The situation changed in the Neolithic period with the development of agriculture and shepherding about ten thousand years ago, and the resulting dependence on the yearly cycle of seasons. Given that the seasons are identified more by climate than by the moon or other astronomical phenomena, the first markers of agricultural activities were probably natural, knowledge which was transmitted from one generation to another. In the Mediterranean basin, the flowering of certain plants, the migration of cranes, the arrival of storks, the cuckoo song, new sprouts on trees and other signs may have been the predictors for the sowing time of different crops. There are frequent references to this in historical texts (Hesiod, Aratus, Virgil, Columella), which may reflect ancient traditions.

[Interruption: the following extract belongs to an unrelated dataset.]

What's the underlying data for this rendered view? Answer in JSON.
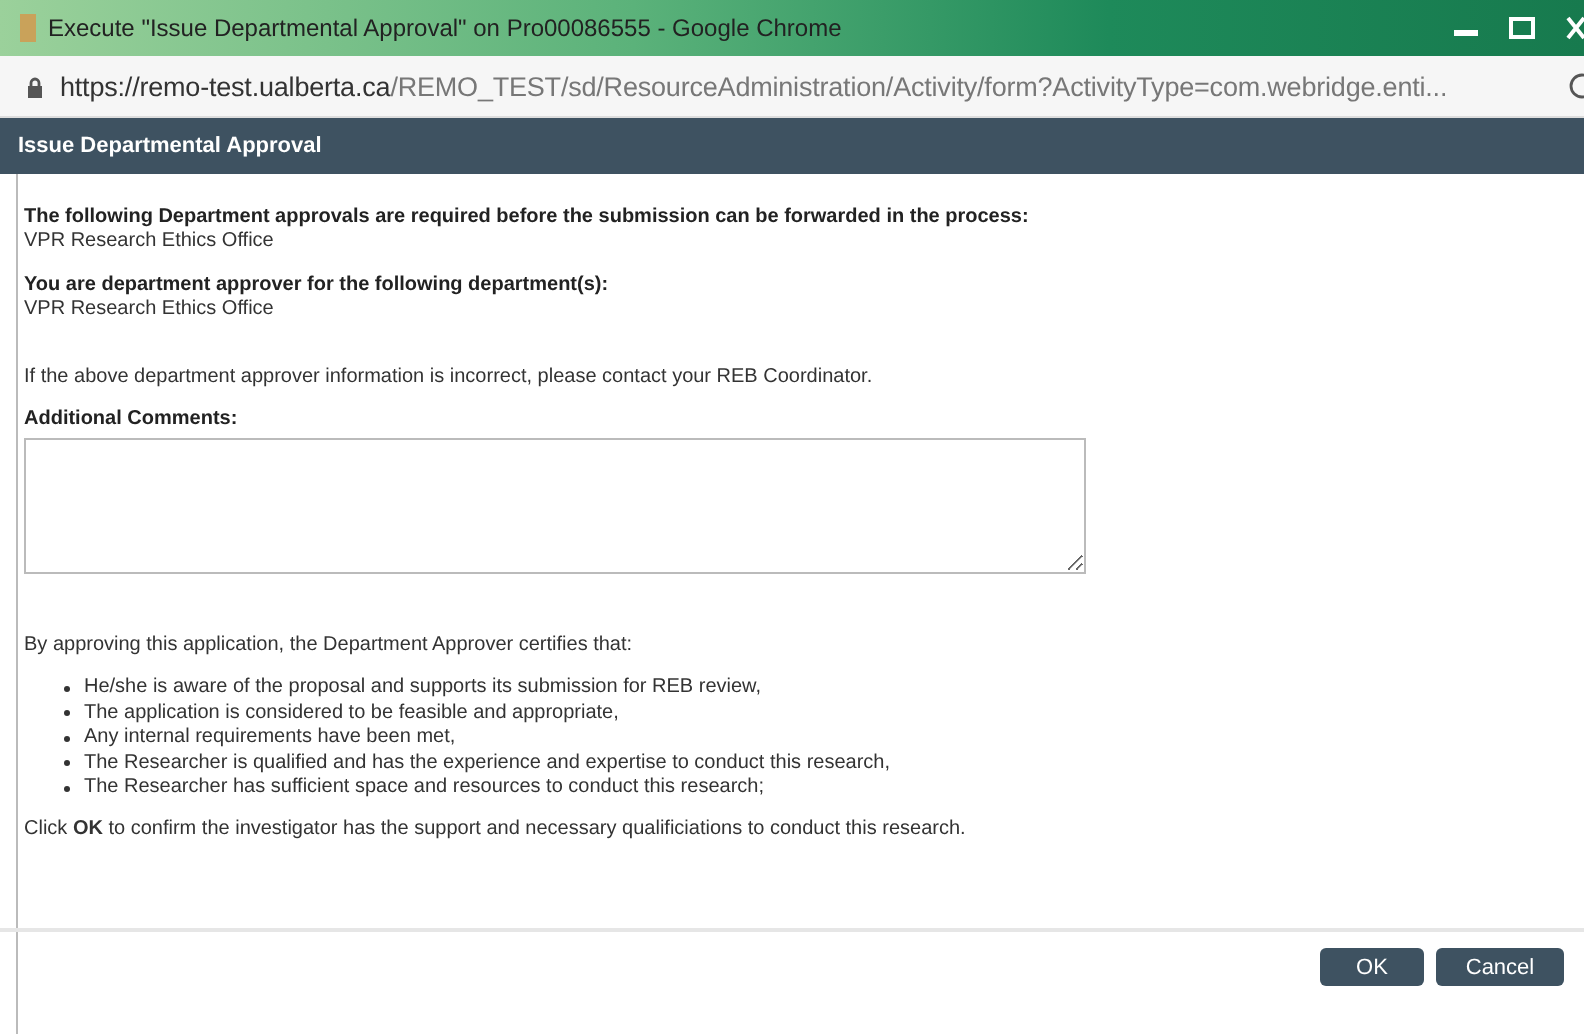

On the other hand, we cannot discard the idea that the succession of lunations was used for cultic activities, in fact all the oldest known calendars in history are based on the succession of lunar months. Sometimes they were incomplete, that is, only the lunar months for the agricultural seasons were used, the rest of the solar year being left out of the calendar. (In the historical era we have the cases of the first, legendary Roman calendar or that of the Iban in Borneo. In many places the moon was so important that it was deified as one of the principal gods or goddesses: the Sumerian king Rim-Sin I of Larsa describes the moon as the god Nanna «who establishes the months and completes the year», which we can interpret to mean that the moon was the main base of calendars of that period and, presumably, the previous ones.)

The progressive settlement of populations during the Neolithic also gave rise to megalithic constructions which were sometimes oriented using astronomical criteria. These are ceremonial constructions in Egypt, Europe, the Mediterranean basin and other special places which mark, using a large stone or something similar, the orientation towards sunrise or sunset on the solstice. There were also other observation points from which, on a certain date, the sun could be seen to rise towards a mountain peak or some other specific feature on the horizon. But none of these are calendars in the true sense of the word. In fact, for most of the population there were only a few days of interest in the seasonal cycle, days which signalled the celebration of a festivity, ceremony or ritual, as well as those of importance for farming and shepherding. They did not need a calendar which detailed each and every day, like the almanac calendars we are used to. It is possible they did not even have a word for the concept of calendar, as is the case for some small communities in Oceania.

The increase in settled populations gave rise to city-states in Sumer, the invention of writing, the development of bureaucracy and legal codes. And also to the establishment of complex and complete calendars as can be deduced from tablets which specify certain dates such as «the 25th day of the month of ammar-a-a-si», from the calendar from the Sumerian city of Girsu (around 2038 BCE). In this millennium many Sumerian and Semitic lunisolar calendars had already been established, and most important cities in Mesopotamia had their own. But that is another story which would culminate in the total abandoning of the lunar cycle and the establishing of a strictly solar calendar, the Julian calendar.


Pere Planesas Bigas, now retired, has worked as a researcher in astrophysics at the Observatorio Astronómico Nacional de España (National Astronomical Observatory of Spain), the California Institute of Technology (Caltech) and the European Southern Observatory (ESO), in Chile.

Further reading:

Kelley DH, Moline EF. 2011. Exploring Ancient Skies, Ed. Springer

Planesas Bigas P. 1999. La medida del tiempo. Una aproximación a la historia de los calendarios, Ed. Andersen Consulting.

Robbins LH. 2000. Astronomy and Prehistory, in Astronomy across Cultures, Ed. Kluwer AP.